Robert H. Smith Faculty of Agriculture, Food and Environment
The Hebrew University of Jerusalem

Molecular profiling of soil microbial populations

Image The diversity of microorganisms in soils is tremendous. Knowledge about this diversity is rapidly increasing, mostly due to the application of molecular principles, the development of high throughput technologies and of bioinformatic tools for the treatment of large-scale data sets. Deciphering the complexity, diversity, distribution, functions, interactions and relations to environmental parameters is required to obtain a comprehensive ecological understanding of microbes in soil and of the processes they perform. Such understanding is essential if we are to enjoy the benefits of this diversity in fields such as agriculture and forensics.

Soil bacterial communities are local

ImageSoils are very diverse, and their distribution uneven. In some areas soils may be homogenous over large expanses or vary rather abruptly over short distances. The microbial community is affected by many parameters, including abiotic parameters such as pH, texture, organic matter, wetness, soil depth and by biotic parameters (the density and type of vegetation, microfauna).

Our research goals

We are interested in the distribution of microbes in soils. Do they experience distance-decay relationship? What are the parameters that affect community structure and function? Are there tractable environmental parameters that can predict which organisms will dominate and what are biological functions mediating this dominance? 

A main goal of our research is to use such understanding to develop the potential of soil microbial community analysis to provide forensics information.

Recent and ongoing research

Figures
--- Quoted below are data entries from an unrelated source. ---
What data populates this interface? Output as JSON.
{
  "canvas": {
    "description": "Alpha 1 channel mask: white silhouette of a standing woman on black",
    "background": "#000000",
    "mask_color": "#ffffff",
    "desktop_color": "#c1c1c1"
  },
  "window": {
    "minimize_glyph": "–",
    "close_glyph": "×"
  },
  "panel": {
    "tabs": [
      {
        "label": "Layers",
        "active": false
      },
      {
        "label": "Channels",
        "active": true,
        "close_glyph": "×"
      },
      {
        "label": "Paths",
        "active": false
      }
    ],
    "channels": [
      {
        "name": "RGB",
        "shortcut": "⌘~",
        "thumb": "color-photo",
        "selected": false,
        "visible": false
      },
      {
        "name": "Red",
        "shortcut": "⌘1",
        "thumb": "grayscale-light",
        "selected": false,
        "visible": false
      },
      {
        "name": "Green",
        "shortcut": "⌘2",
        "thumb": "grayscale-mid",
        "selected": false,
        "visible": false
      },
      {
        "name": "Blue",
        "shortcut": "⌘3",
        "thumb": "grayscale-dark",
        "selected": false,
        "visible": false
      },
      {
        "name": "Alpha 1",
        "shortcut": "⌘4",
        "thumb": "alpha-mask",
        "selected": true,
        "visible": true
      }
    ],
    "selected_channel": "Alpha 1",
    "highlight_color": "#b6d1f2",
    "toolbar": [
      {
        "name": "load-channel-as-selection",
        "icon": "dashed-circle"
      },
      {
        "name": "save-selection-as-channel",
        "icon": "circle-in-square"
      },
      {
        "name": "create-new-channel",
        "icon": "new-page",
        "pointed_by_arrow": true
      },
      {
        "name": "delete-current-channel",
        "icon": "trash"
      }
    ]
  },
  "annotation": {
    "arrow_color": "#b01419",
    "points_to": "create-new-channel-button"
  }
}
Middle left: Soil samples from the same origin are closely related (each colour is another soil, each circle a different sample); Bottom left: a T-RFLP electropherogram representing the profile of a soil bacterial community.